When a group of farmers Wednesday went to cultivate their lands at Mohanpur village in Tripura, Bangladeshi nationals along with the Border Guard Bangladesh - jawans prevented them from doing so, a North Tripura district administration official told reporters here.
Border Security Force - troopers rushed to the spot, 145 km north of Agartala, and protested the intervention of the BGB personnel.
Subsequently, the Bangladeshi nationals were dispersed by the BGB troopers, following the protests by the BSF, the official said, adding that such border incidents often take place in various parts of India-Bangladesh border.
BSF's chief spokesman Bhaskar Rawat told IANS: We have asked the BGB officials to maintain status quo along the 1.2 km stretch of the bordering village till the survey officials of the two countries demarcate the areas. The controversy erupted after the Dhalai river changed its course.
Border pillars along the disputed areas were also either damaged or are missing due to the change of the river's flow, which now runs along the borders, the BSF official added.
There are paddy fields, rubber gardens and other cultivable lands on the other side of the Indian border as, according to international norms, the barbed wire fencing was erected 150 yards from the zero line along the India-Bangladesh border.
The Indian villagers, after taking permission from the BSF, go every day to their fields and gardens across the fence through specified gates, which are operated by the BSF for notified periods.

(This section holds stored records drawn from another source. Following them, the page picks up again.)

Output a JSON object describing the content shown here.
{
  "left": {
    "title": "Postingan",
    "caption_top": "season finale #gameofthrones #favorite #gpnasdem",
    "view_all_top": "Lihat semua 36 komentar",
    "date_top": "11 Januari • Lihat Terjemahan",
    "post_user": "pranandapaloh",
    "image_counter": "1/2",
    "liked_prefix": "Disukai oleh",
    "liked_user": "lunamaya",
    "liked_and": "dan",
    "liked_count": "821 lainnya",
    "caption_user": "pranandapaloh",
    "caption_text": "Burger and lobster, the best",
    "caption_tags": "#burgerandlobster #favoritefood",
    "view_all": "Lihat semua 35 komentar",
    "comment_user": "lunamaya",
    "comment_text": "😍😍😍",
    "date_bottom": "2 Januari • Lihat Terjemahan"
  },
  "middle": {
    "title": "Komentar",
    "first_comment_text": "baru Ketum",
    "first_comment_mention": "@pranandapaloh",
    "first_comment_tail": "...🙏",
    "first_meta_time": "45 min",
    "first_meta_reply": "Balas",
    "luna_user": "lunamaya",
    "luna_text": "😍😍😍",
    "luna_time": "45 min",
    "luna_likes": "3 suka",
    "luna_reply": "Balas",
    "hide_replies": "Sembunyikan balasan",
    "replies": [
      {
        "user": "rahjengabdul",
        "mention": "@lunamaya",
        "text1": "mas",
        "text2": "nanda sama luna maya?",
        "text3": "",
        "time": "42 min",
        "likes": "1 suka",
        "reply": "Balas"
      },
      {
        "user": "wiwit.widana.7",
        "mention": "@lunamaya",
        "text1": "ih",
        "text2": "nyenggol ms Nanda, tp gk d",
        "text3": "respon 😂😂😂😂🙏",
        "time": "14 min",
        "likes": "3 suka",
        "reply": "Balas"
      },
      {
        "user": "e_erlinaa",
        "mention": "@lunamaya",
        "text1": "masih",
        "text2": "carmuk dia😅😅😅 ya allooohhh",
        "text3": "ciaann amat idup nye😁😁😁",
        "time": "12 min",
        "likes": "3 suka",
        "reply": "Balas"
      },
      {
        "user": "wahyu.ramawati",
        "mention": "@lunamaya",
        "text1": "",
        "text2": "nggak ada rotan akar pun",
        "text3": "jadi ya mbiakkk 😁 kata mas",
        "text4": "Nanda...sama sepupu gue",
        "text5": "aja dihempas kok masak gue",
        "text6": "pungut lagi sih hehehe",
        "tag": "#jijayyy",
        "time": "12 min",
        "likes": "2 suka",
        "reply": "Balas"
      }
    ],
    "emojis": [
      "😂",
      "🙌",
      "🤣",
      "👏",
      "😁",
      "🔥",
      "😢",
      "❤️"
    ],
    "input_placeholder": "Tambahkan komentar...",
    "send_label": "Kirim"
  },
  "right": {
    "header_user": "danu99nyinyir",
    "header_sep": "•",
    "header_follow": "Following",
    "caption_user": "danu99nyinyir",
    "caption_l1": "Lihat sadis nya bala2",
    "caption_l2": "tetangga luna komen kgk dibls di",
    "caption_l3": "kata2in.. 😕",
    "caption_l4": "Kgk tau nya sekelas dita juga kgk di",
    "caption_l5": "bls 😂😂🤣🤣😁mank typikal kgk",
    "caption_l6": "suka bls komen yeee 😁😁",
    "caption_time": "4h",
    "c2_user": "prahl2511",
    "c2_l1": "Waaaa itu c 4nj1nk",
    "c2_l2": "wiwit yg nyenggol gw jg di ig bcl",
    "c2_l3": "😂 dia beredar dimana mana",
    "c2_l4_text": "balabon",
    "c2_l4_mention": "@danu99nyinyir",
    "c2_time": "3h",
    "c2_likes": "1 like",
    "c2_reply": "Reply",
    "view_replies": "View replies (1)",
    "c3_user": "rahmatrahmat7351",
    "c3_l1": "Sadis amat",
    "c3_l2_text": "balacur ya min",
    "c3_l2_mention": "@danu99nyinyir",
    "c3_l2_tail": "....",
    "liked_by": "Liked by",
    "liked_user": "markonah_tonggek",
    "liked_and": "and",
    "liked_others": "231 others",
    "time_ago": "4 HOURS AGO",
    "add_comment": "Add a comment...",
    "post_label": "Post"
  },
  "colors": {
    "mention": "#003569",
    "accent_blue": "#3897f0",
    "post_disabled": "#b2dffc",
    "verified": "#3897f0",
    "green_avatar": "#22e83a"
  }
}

Tripura shares an 856-km border with Bangladesh and some parts of the border area remain unfenced. The mountainous terrain and dense forests make the border porous and vulnerable to illegal migrants and intruders crossing over.